Water desalination plants have become an attractive alternative for supplying fresh water to regional populations mainly in coastal areas that are freshwater-poor and energy-rich. Commercial scale water desalination plants can treat seawater or brackish water to produce water suitable for human consumption (WHO or EC water quality standards), for industry and for agriculture. Commercial scale desalination plants utilize distillation, reverse osmosis (RO) or a hybrid of these technologies and processes. Commercial scale distillation technologies include "multi-stage flash" (MSF) distillation and "multiple-effect distillation" (MED) processes. The common characteristic of all existing water desalination technologies is that they each require large inputs of energy relative to their freshwater output. To the extent that inexpensive energy (such as an abundance of local fossil fuels or nuclear power) is not available, desalination may not be competitive with other potential water diversion or piped water alternatives, if these other alternatives are available and feasible at all.
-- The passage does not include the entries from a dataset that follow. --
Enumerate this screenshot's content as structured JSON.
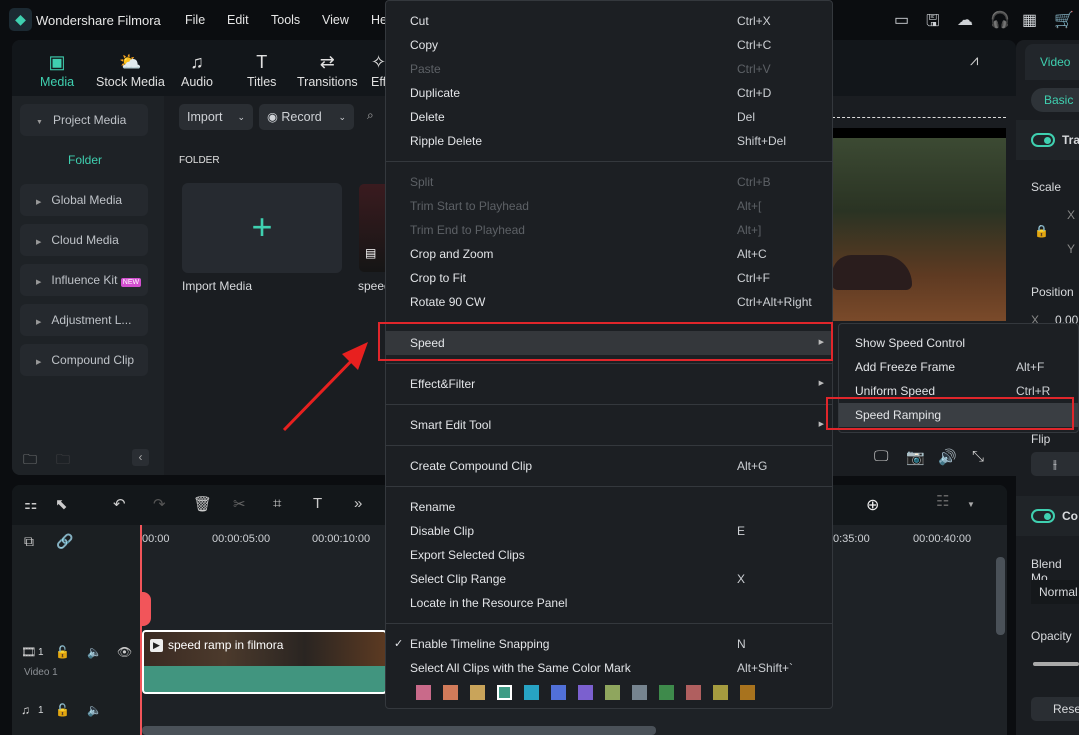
{
  "app": {
    "title": "Wondershare Filmora",
    "menu": [
      "File",
      "Edit",
      "Tools",
      "View",
      "He"
    ]
  },
  "toolbar_tabs": [
    {
      "label": "Media",
      "icon": "media-icon",
      "active": true
    },
    {
      "label": "Stock Media",
      "icon": "cloud-folder-icon"
    },
    {
      "label": "Audio",
      "icon": "music-note-icon"
    },
    {
      "label": "Titles",
      "icon": "text-icon"
    },
    {
      "label": "Transitions",
      "icon": "transition-icon"
    },
    {
      "label": "Eff",
      "icon": "effects-icon"
    }
  ],
  "sidebar": {
    "project_media": "Project Media",
    "folder": "Folder",
    "items": [
      "Global Media",
      "Cloud Media",
      "Influence Kit",
      "Adjustment L...",
      "Compound Clip"
    ],
    "new_badge": "NEW"
  },
  "media": {
    "import_label": "Import",
    "record_label": "Record",
    "folder_heading": "FOLDER",
    "import_media": "Import Media",
    "clip_name": "speed"
  },
  "right_panel": {
    "tab_video": "Video",
    "tab_basic": "Basic",
    "transform": "Tra",
    "scale": "Scale",
    "x": "X",
    "y": "Y",
    "position": "Position",
    "pos_x_value": "0.00",
    "flip": "Flip",
    "compositing": "Co",
    "blend_mode": "Blend Mo",
    "blend_value": "Normal",
    "opacity": "Opacity",
    "reset": "Reset"
  },
  "timeline": {
    "ruler": [
      "00:00",
      "00:00:05:00",
      "00:00:10:00",
      "0:35:00",
      "00:00:40:00"
    ],
    "clip_title": "speed ramp in filmora",
    "video_track": "Video 1",
    "track_num": "1"
  },
  "context_menu": {
    "groups": [
      [
        {
          "label": "Cut",
          "shortcut": "Ctrl+X"
        },
        {
          "label": "Copy",
          "shortcut": "Ctrl+C"
        },
        {
          "label": "Paste",
          "shortcut": "Ctrl+V",
          "disabled": true
        },
        {
          "label": "Duplicate",
          "shortcut": "Ctrl+D"
        },
        {
          "label": "Delete",
          "shortcut": "Del"
        },
        {
          "label": "Ripple Delete",
          "shortcut": "Shift+Del"
        }
      ],
      [
        {
          "label": "Split",
          "shortcut": "Ctrl+B",
          "disabled": true
        },
        {
          "label": "Trim Start to Playhead",
          "shortcut": "Alt+[",
          "disabled": true
        },
        {
          "label": "Trim End to Playhead",
          "shortcut": "Alt+]",
          "disabled": true
        },
        {
          "label": "Crop and Zoom",
          "shortcut": "Alt+C"
        },
        {
          "label": "Crop to Fit",
          "shortcut": "Ctrl+F"
        },
        {
          "label": "Rotate 90 CW",
          "shortcut": "Ctrl+Alt+Right"
        }
      ],
      [
        {
          "label": "Speed",
          "submenu": true,
          "highlighted": true
        }
      ],
      [
        {
          "label": "Effect&Filter",
          "submenu": true
        }
      ],
      [
        {
          "label": "Smart Edit Tool",
          "submenu": true
        }
      ],
      [
        {
          "label": "Create Compound Clip",
          "shortcut": "Alt+G"
        }
      ],
      [
        {
          "label": "Rename"
        },
        {
          "label": "Disable Clip",
          "shortcut": "E"
        },
        {
          "label": "Export Selected Clips"
        },
        {
          "label": "Select Clip Range",
          "shortcut": "X"
        },
        {
          "label": "Locate in the Resource Panel"
        }
      ],
      [
        {
          "label": "Enable Timeline Snapping",
          "shortcut": "N",
          "checked": true
        },
        {
          "label": "Select All Clips with the Same Color Mark",
          "shortcut": "Alt+Shift+`"
        }
      ]
    ],
    "color_marks": [
      "#c96a8a",
      "#d27b5a",
      "#c9a45a",
      "#3f9c86",
      "#27a3c4",
      "#5170d8",
      "#7b60cf",
      "#8fa65e",
      "#76848f",
      "#3e8a4b",
      "#b05f5f",
      "#a59b3f",
      "#a8731e"
    ],
    "selected_color_index": 3
  },
  "speed_submenu": [
    {
      "label": "Show Speed Control"
    },
    {
      "label": "Add Freeze Frame",
      "shortcut": "Alt+F"
    },
    {
      "label": "Uniform Speed",
      "shortcut": "Ctrl+R"
    },
    {
      "label": "Speed Ramping",
      "highlighted": true
    }
  ],
  "colors": {
    "accent": "#3fd0b0",
    "highlight_box": "#e0262b"
  }
}
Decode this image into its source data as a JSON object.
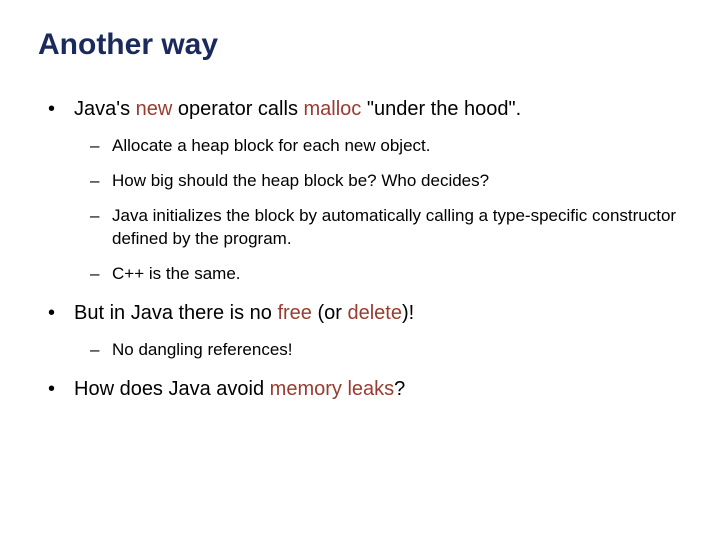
{
  "title": "Another way",
  "b1": {
    "pre": "Java's ",
    "kw1": "new",
    "mid": " operator calls ",
    "kw2": "malloc",
    "post": " \"under the hood\".",
    "sub": [
      "Allocate a heap block for each new object.",
      "How big should the heap block be?  Who decides?",
      "Java initializes the block by automatically calling a type-specific constructor defined by the program.",
      "C++ is the same."
    ]
  },
  "b2": {
    "pre": "But in Java there is no ",
    "kw1": "free",
    "mid": " (or ",
    "kw2": "delete",
    "post": ")!",
    "sub": [
      "No dangling references!"
    ]
  },
  "b3": {
    "pre": "How does Java avoid ",
    "kw1": "memory leaks",
    "post": "?"
  }
}
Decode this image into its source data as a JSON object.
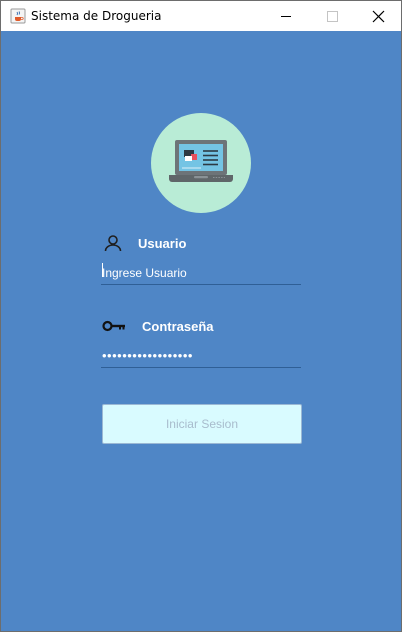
{
  "window": {
    "title": "Sistema de Drogueria",
    "icon": "java-cup-icon"
  },
  "logo": {
    "icon": "laptop-medical-icon",
    "circle_color": "#b9ecd6"
  },
  "form": {
    "username": {
      "label": "Usuario",
      "icon": "user-icon",
      "placeholder": "Ingrese Usuario",
      "value": ""
    },
    "password": {
      "label": "Contraseña",
      "icon": "key-icon",
      "value": "••••••••••••••••••"
    },
    "submit_label": "Iniciar Sesion"
  },
  "colors": {
    "background": "#4f86c6",
    "button_bg": "#d9fbff",
    "button_text": "#a8bccd"
  }
}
Water desalination plants can be constructed as "stand-alone" facilities. However these plants must be supplied with significant quantities of heat and/or electrical energy. Distillation plants can utilize, as a heat source, the steam cycle of thermal power plants (or co-generation plants). Both RO and distillation plants can be co-located with a thermal power generator (fossil fuel or nuclear) to utilize the same seawater or brackish water intake and outfall with the power plant cooling system and may also take advantage of other shared facilities and services. Therefore, in many cases, it may be prudent to consider developing combined or co-located water desalination facilities and power plants (or co-generation plants). Such "water and power plants" ("WPPs") or independent water and power producers ("IWPPs") often demonstrate a number of thermodynamic and cost efficiencies relative to "stand-alone" facilities. Additionally, to the extent there are also nearby industrial demands for heating and water or demand for district cooling/heating, developing WPPs as co-generation plants providing for the offtake of steam, hot water and/or cooled water or fluids can also provide additional total system efficiencies.
DCS experts can assist both public and private sector clients in evaluating, planning, financing, developing, constructing, operating and managing water desalination plants, either as "stand alone" water treatment facilities or as co-located WPPs/IWPPs or co-generation facilities.
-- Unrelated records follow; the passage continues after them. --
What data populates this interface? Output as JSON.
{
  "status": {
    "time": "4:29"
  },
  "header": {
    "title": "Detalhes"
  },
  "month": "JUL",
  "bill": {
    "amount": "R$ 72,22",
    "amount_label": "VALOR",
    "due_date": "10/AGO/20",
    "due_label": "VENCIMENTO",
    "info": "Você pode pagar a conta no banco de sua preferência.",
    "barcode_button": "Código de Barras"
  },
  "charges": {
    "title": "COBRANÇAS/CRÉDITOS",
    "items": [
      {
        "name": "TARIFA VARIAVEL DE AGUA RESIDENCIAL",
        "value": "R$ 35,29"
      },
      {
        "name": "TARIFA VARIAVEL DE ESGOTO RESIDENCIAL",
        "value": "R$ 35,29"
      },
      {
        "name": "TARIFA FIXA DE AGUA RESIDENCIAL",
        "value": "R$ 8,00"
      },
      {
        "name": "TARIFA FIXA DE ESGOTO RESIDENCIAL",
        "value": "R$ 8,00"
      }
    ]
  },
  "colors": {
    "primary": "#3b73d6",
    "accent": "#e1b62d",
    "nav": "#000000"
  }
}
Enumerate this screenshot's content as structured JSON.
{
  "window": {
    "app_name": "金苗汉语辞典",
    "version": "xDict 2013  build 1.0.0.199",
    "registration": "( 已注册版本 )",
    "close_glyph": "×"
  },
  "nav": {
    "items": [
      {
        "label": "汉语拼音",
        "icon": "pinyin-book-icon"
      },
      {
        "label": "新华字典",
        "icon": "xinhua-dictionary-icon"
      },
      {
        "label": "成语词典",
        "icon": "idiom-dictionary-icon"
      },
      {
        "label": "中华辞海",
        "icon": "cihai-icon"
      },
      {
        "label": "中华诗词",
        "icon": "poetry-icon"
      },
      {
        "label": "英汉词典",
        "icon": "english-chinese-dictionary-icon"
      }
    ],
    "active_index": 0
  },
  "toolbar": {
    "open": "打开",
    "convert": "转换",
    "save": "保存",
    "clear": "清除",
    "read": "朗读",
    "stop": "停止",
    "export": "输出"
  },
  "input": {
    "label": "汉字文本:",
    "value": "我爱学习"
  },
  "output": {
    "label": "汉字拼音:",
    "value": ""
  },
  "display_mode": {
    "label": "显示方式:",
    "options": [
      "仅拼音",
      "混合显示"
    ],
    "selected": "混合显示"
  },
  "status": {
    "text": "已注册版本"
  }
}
In the water desalination segment, DCS experts can add significant value through application of innovative technologies and processes, and public-private partnerships. Our advisory services help our clients align the capabilities of private sector capital, innovation, "know-how", efficiencies, life-cycle operational and maintenance discipline, and management resources with the public sector objectives of most efficiently providing and ensuring safe, clean and microbiologically controlled water to citizens and institutional, commercial and industrial water consumers at affordable prices (water and wastewater tariffs and fees). We can also assist our clients in identifying and procuring suitable vendors, technology and service providers in the water desalination segment. Our experts also have significant experience and competence in delivering water desalination infrastructure assets (or WPPs/IWPPs) within the various market model contexts, including under regulated or deregulated utility regimes, long-term water offtake agreements, and public-private partnership models such as regulated user-fee, availability or hybrid concession agreements.
As noted above, there is often significant nexus between the need for expertise in the water desalinization and energy sectors (and potentially other infrastructure sectors that we cover). Our experts also cover all types of thermal power generation, including nuclear and fossil fuel plants (gas, coal and diesel/oil) as well as all related transmission and distribution infrastructure for electricity, water and gas. We take a client-focused, multi-sectoral approach to our advisory services, where combining our expertise in both water and energy (and other relevant complementary sectors) will result in added-value and innovative results for our clients.
Please click on the below links to learn more about the specific services related to the water desalination segment that DCS experts can offer:
DCS focuses on providing the above services in the water desalination segment to the following categories of clients: